For a lightweight, reliable and free OS X Twitter client look no further than YoruFukurou. It has a nice tabbed layout, can auto-add your contacts to a tweet, and has built-in search for public tweets. I tried the official Twitter client, but it doesn’t play nice with multiple monitors and Spaces.


The creators of Skype branched out into an online music service called Rdio. For $5 a month, you can listen to unlimited music online. It does a great job of importing your current iTunes library and provides recommendations based on what you listen to. I’ve been able to discover a lot of great new music through this service, especially really cool Scottish bands!

Sennheiser HD 595 Headphones

What good is the Rdio service if you don’t have decent way to hear the music? My birthday present last year was a pair of the Sennheiser HD 595 headphones, which I selected based on Matt’s recommendation. I wouldn’t categorize myself as an ‘audiophile’, but these have better sound than any other headphones I’ve ever heard. They are also extremely comfortable – no pinching or head squishing at all, quite remarkable.

Scotch Whiskey

Allright, so scotch isn’t really a ‘Gadget’ but this is my list and I can put what I want on it! It’s been fun to ask the locals about what scotch they drink, especially our taxi drivers who all have differing opinions on which is the best. So far I’ve purchased two really popular makes and I like Macallan the best so far. It’s an acquired taste for sure, but it becomes quite enjoyable once you know what flavors you are looking for.
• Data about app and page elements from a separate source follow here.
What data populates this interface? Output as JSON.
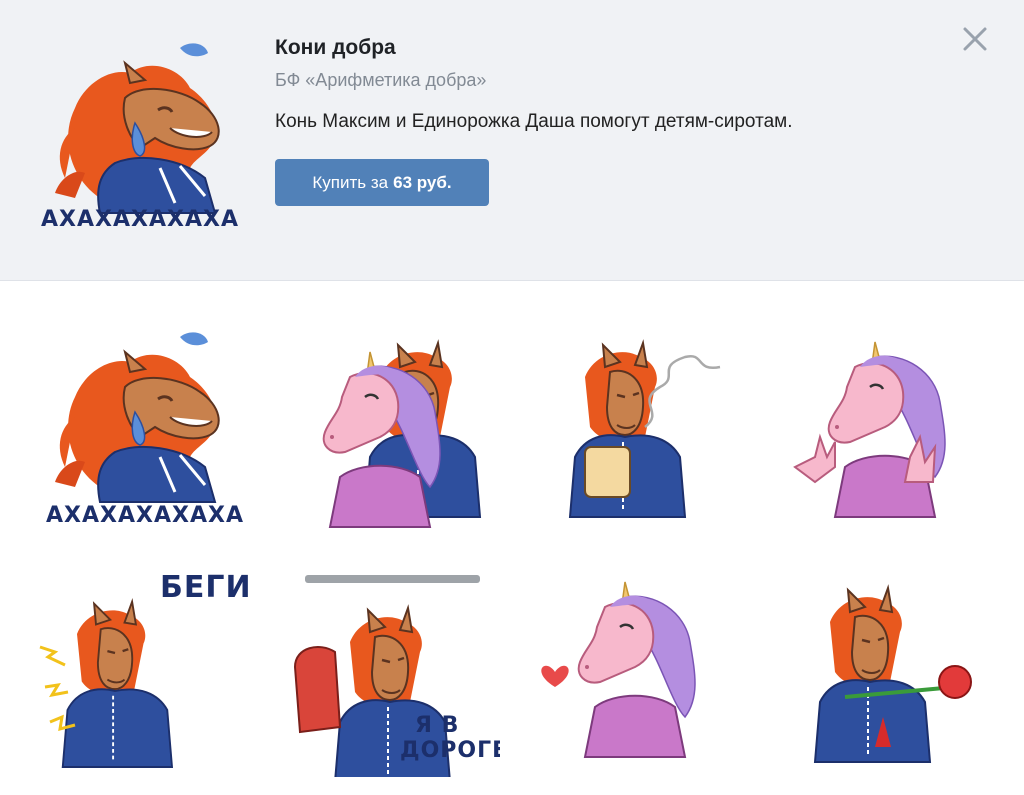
{
  "pack": {
    "title": "Кони добра",
    "author": "БФ «Арифметика добра»",
    "description": "Конь Максим и Единорожка Даша помогут детям-сиротам.",
    "buy_prefix": "Купить за",
    "price": "63 руб."
  },
  "colors": {
    "header_bg": "#f0f2f5",
    "button": "#5181b8",
    "mane": "#e8581e",
    "horse": "#c8814d",
    "unicorn": "#f7b8cc",
    "unicorn_mane": "#b48ee0",
    "hoodie": "#2e4f9e",
    "caption": "#1c2f6b"
  },
  "stickers": [
    {
      "icon": "laughing-horse-sticker",
      "caption": "АХАХАХАХАХА"
    },
    {
      "icon": "hugging-unicorn-horse-sticker",
      "caption": ""
    },
    {
      "icon": "coffee-horse-sticker",
      "caption": ""
    },
    {
      "icon": "surprised-unicorn-sticker",
      "caption": ""
    },
    {
      "icon": "running-horse-sticker",
      "caption": "БЕГИ"
    },
    {
      "icon": "commuting-horse-sticker",
      "caption_line1": "Я В",
      "caption_line2": "ДОРОГЕ"
    },
    {
      "icon": "loving-unicorn-sticker",
      "caption": ""
    },
    {
      "icon": "rose-horse-sticker",
      "caption": ""
    }
  ],
  "cover": {
    "icon": "laughing-horse-cover",
    "caption": "АХАХАХАХАХА"
  }
}
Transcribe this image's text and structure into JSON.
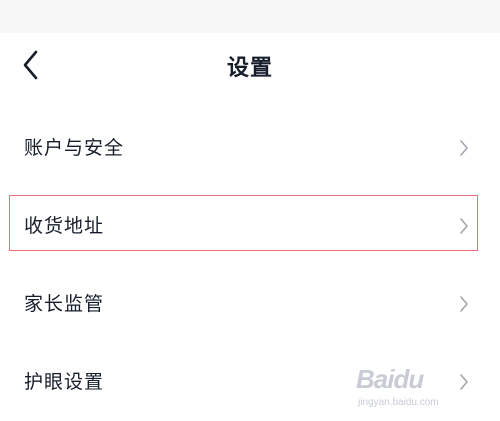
{
  "header": {
    "title": "设置",
    "back_icon": "chevron-left-icon"
  },
  "menu": {
    "items": [
      {
        "label": "账户与安全",
        "icon": "chevron-right-icon"
      },
      {
        "label": "收货地址",
        "icon": "chevron-right-icon",
        "highlighted": true
      },
      {
        "label": "家长监管",
        "icon": "chevron-right-icon"
      },
      {
        "label": "护眼设置",
        "icon": "chevron-right-icon"
      }
    ]
  },
  "watermark": {
    "logo": "Baidu",
    "url": "jingyan.baidu.com"
  },
  "colors": {
    "text": "#161d2b",
    "chevron": "#a3a6ad",
    "highlight_border": "#f06d7a",
    "status_bar": "#f7f7f7"
  }
}
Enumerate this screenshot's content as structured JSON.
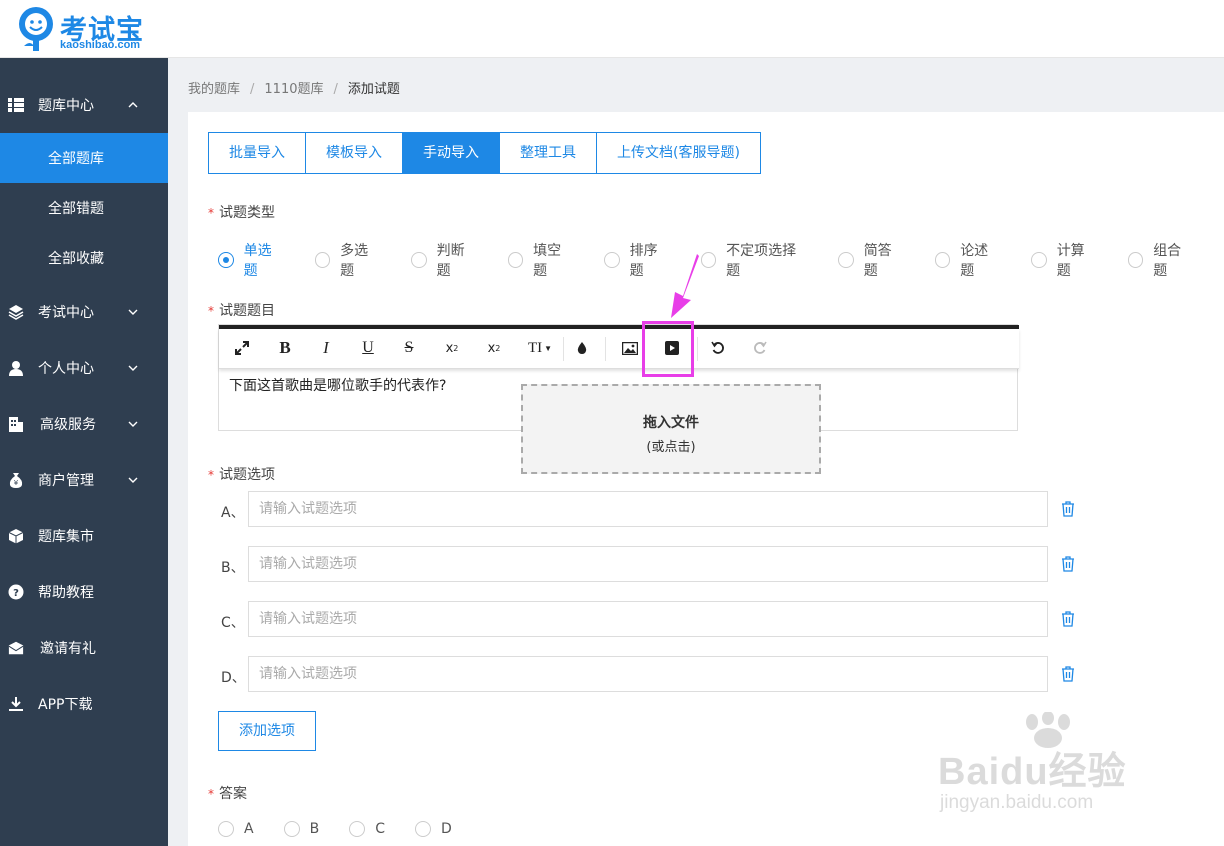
{
  "logo": {
    "name": "考试宝",
    "domain": "kaoshibao.com"
  },
  "sidebar": {
    "groups": [
      {
        "label": "题库中心",
        "icon": "list-icon"
      },
      {
        "label": "考试中心",
        "icon": "layers-icon"
      },
      {
        "label": "个人中心",
        "icon": "user-icon"
      },
      {
        "label": "高级服务",
        "icon": "building-icon"
      },
      {
        "label": "商户管理",
        "icon": "money-bag-icon"
      },
      {
        "label": "题库集市",
        "icon": "box-icon"
      },
      {
        "label": "帮助教程",
        "icon": "help-icon"
      },
      {
        "label": "邀请有礼",
        "icon": "envelope-icon"
      },
      {
        "label": "APP下载",
        "icon": "download-icon"
      }
    ],
    "sub_items": [
      {
        "label": "全部题库",
        "active": true
      },
      {
        "label": "全部错题",
        "active": false
      },
      {
        "label": "全部收藏",
        "active": false
      }
    ]
  },
  "breadcrumb": {
    "items": [
      "我的题库",
      "1110题库",
      "添加试题"
    ],
    "separator": "/"
  },
  "tabs": [
    {
      "label": "批量导入",
      "active": false
    },
    {
      "label": "模板导入",
      "active": false
    },
    {
      "label": "手动导入",
      "active": true
    },
    {
      "label": "整理工具",
      "active": false
    },
    {
      "label": "上传文档(客服导题)",
      "active": false
    }
  ],
  "form": {
    "type_label": "试题类型",
    "question_types": [
      "单选题",
      "多选题",
      "判断题",
      "填空题",
      "排序题",
      "不定项选择题",
      "简答题",
      "论述题",
      "计算题",
      "组合题"
    ],
    "selected_type": "单选题",
    "stem_label": "试题题目",
    "stem_text": "下面这首歌曲是哪位歌手的代表作?",
    "toolbar": [
      "fullscreen-icon",
      "bold-icon",
      "italic-icon",
      "underline-icon",
      "strikethrough-icon",
      "subscript-icon",
      "superscript-icon",
      "font-size-icon",
      "color-drop-icon",
      "image-icon",
      "video-icon",
      "undo-icon",
      "redo-icon"
    ],
    "dropzone": {
      "title": "拖入文件",
      "hint": "(或点击)"
    },
    "options_label": "试题选项",
    "options": [
      {
        "letter": "A、",
        "value": "",
        "placeholder": "请输入试题选项"
      },
      {
        "letter": "B、",
        "value": "",
        "placeholder": "请输入试题选项"
      },
      {
        "letter": "C、",
        "value": "",
        "placeholder": "请输入试题选项"
      },
      {
        "letter": "D、",
        "value": "",
        "placeholder": "请输入试题选项"
      }
    ],
    "add_option_label": "添加选项",
    "answer_label": "答案",
    "answer_choices": [
      "A",
      "B",
      "C",
      "D"
    ]
  },
  "colors": {
    "accent": "#1e88e5",
    "sidebar_bg": "#2f3e50",
    "highlight": "#e83ee8",
    "required": "#e53935"
  },
  "watermark": {
    "text": "Baidu经验",
    "sub": "jingyan.baidu.com"
  }
}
I will be exploring more of this in the future!

*or ‘Favorite’ depending on where you’re reading this post from 😀